His mother Mary Anne MacLeod emigrated from Lewis to America and met and married Frederick Trump, of German origin. At that time, MacLeod was the most common surname in the west coast island of Lewis and is well represented there to this day.

Both her parents were Gaelic speakers and it is highly likely that Mary Anne would have spoken it, and taken it with her to America.

It’s not inconceivable, therefore, that she passed on song and story to Donald as a boy.

Mary Anne was born in the village of Tong, in the parish of Stornoway on 10th May 1912, to a fisherman named Malcolm MacLeod and his wife, Mary Smith, married in 1891.

Mary Smith MacLeod lived to the age of 96, dying in 1963. At that time her address was No. 5, Tong; she had been born, married and died in the village which is on a promontory four miles north-north east of Stornoway.The birth of her daughter, Mary Anne, had taken place at No. 3 Tong and it seems to have been a close-knit community of crofters and fishermen, many of the menfolk following both these traditional occupations in the appropriate seasons of the year. Certainly, Malcolm MacLeod, Mary’s husband was variously described as crofter and fisherman; he also lived to a respectable age and died (also at No. 5 Tong) in 1954 aged 87.

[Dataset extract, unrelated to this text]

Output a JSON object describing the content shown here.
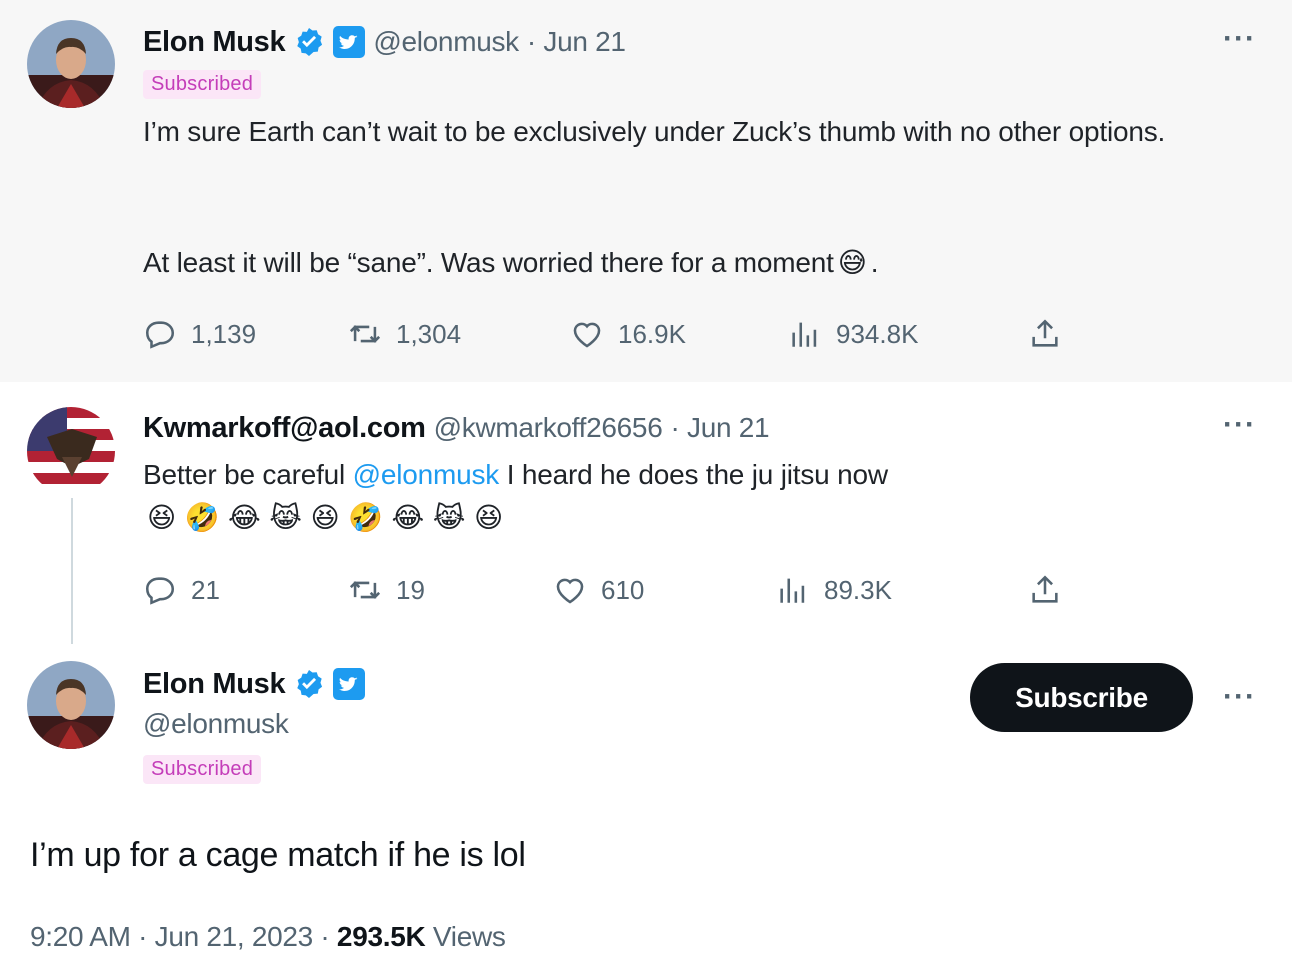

Malcolm MacLeod was born in 1866 in Aird of Tong and his parents were an illustration of the prevalence of the surname, both being MacLeods. His mother had been Ann MacLeod before her marriage in 1853 to Alexander MacLeod. At that time, the spelling of names and placenames was erratic. Frequently it was the preference of the clerk which prevailed as the earlier generations were not always literate and many of the documents were signed with “X – his mark.” Malcolm had evidently learned to write but on registering his 1866 birth, his father, Alexander had simply added his mark.

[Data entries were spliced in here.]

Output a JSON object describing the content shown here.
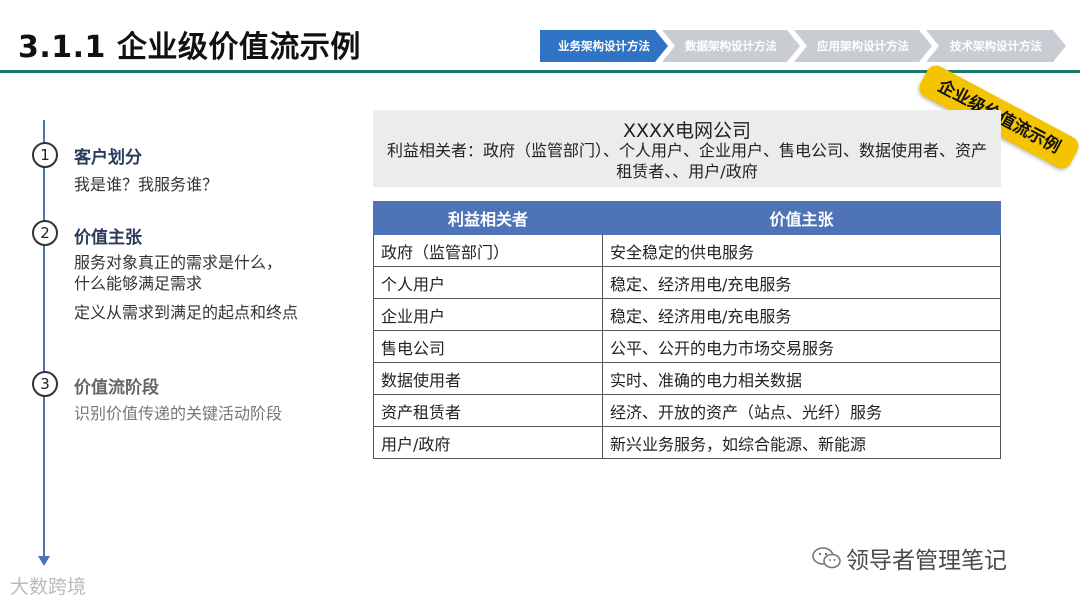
{
  "header": {
    "title": "3.1.1 企业级价值流示例",
    "breadcrumbs": [
      {
        "label": "业务架构设计方法",
        "active": true
      },
      {
        "label": "数据架构设计方法",
        "active": false
      },
      {
        "label": "应用架构设计方法",
        "active": false
      },
      {
        "label": "技术架构设计方法",
        "active": false
      }
    ],
    "badge": "企业级价值流示例"
  },
  "steps": [
    {
      "num": "1",
      "title": "客户划分",
      "desc": [
        "我是谁？我服务谁？"
      ]
    },
    {
      "num": "2",
      "title": "价值主张",
      "desc": [
        "服务对象真正的需求是什么，",
        "什么能够满足需求",
        "定义从需求到满足的起点和终点"
      ]
    },
    {
      "num": "3",
      "title": "价值流阶段",
      "desc": [
        "识别价值传递的关键活动阶段"
      ]
    }
  ],
  "company": {
    "name": "XXXX电网公司",
    "stakeholders": "利益相关者：政府（监管部门）、个人用户、企业用户、售电公司、数据使用者、资产租赁者、、用户/政府"
  },
  "table": {
    "headers": [
      "利益相关者",
      "价值主张"
    ],
    "rows": [
      [
        "政府（监管部门）",
        "安全稳定的供电服务"
      ],
      [
        "个人用户",
        "稳定、经济用电/充电服务"
      ],
      [
        "企业用户",
        "稳定、经济用电/充电服务"
      ],
      [
        "售电公司",
        "公平、公开的电力市场交易服务"
      ],
      [
        "数据使用者",
        "实时、准确的电力相关数据"
      ],
      [
        "资产租赁者",
        "经济、开放的资产（站点、光纤）服务"
      ],
      [
        "用户/政府",
        "新兴业务服务，如综合能源、新能源"
      ]
    ]
  },
  "footer": {
    "watermark": "领导者管理笔记",
    "corner_logo": "大数跨境"
  },
  "colors": {
    "accent": "#2f73c4",
    "table_header": "#4f73b7",
    "title_rule": "#1b7a6b",
    "badge": "#f5c400"
  }
}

These families, invariably with numerous children (Malcolm was one of 10) lived in fairly primitive conditions in a harsh environment, and examples of the famous ‘blackhouses’ of the area survive today.These consisted of low, thick, stone walls and sturdy roof coverings of thatch (well seasoned with generations of soot) which kept out the worst of the winter weather.

Both men and women worked on the land, with women generally bearing the brunt of the hard labour of cutting and carrying home the peats which fuelled the household fires.

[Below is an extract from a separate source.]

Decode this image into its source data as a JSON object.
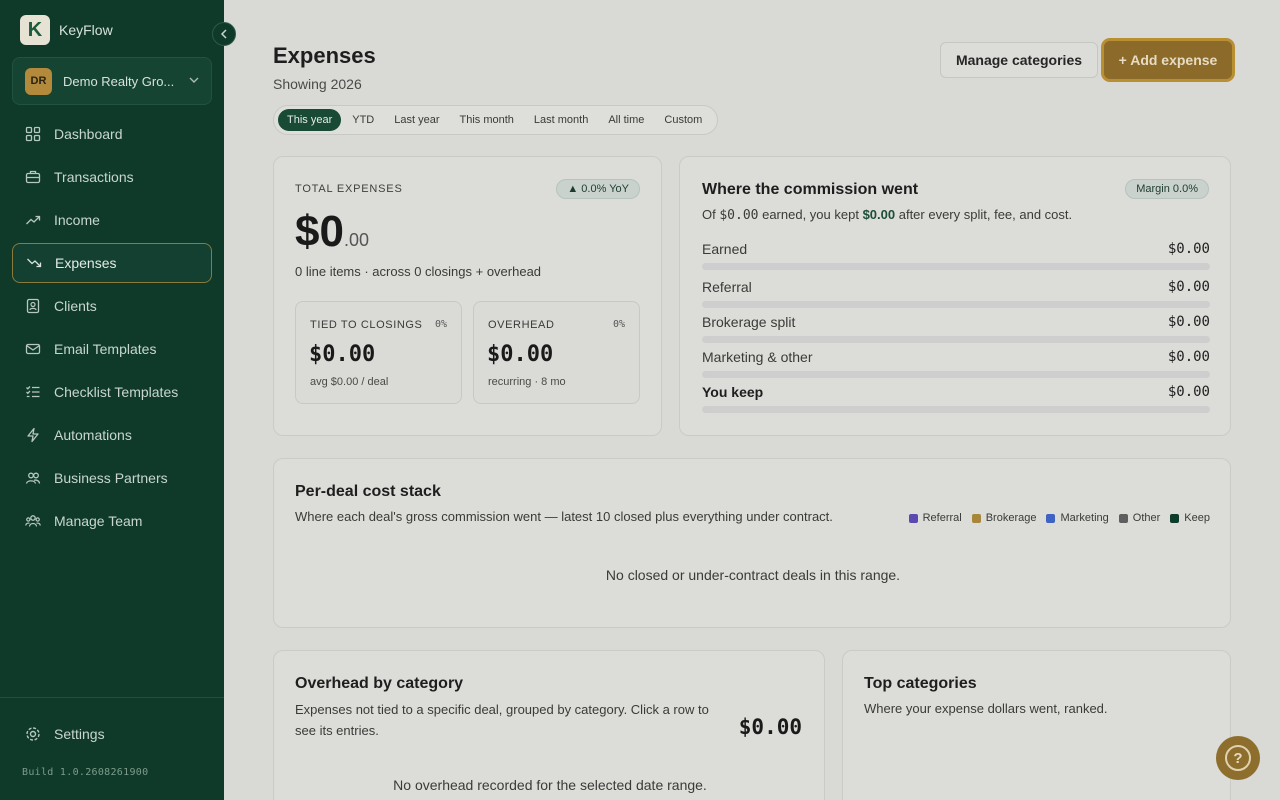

Children were also pressed into service at this task.

No official record was made of the birth or baptism of Alexander MacLeod (the grandfather of Mary Anne MacLeod Trump) but, according to the ages shown for him in various sources, i.e. census returns, his marrage and death certificates, he would have been born in Stornoway around 1830.

This was before the advent in Scotland of compulsory registration of these events in 1855. His death record reveals that both he and his father had been crofters and that each of his parents was also named MacLeod – William and Catherine.

Mary MacLeod Trump’s maternal line was also well established in Tong, her mother, Mary, being born there in 1867 to Donald Smith and Mary Macaulay Smith. They had been married in Garrabost, also in the parish of Stornoway, in 1858.

At that time Donald was said to have been a fisherman and the son of Duncan Smith and Henrietta MacQueen Smith. Anote of tragedy creeps into the family tree here as Donald was lost in Broadbay, off Vatisher Point, Stornoway when a squall of wind overturned his boat in 1868. He was aged 34 and left his widow to carry on the family croft after his death and to bring up their four children, the youngest of whom, Mary, was only a year old.

Donald’s father was the only man in the family not to have the dual occupations of crofter and fisherman, he was described as a woollen weaver and cottar. His widow, Henrietta, worked the croft after his death.

Given the harsh economic realities of life in such isolated communities of subsistence farming and fishing, it is little wonder that numerous Lewis men (and women) emigrated as the land simply could not sustain the growing population.

Clearly there was a better life for them in the new world.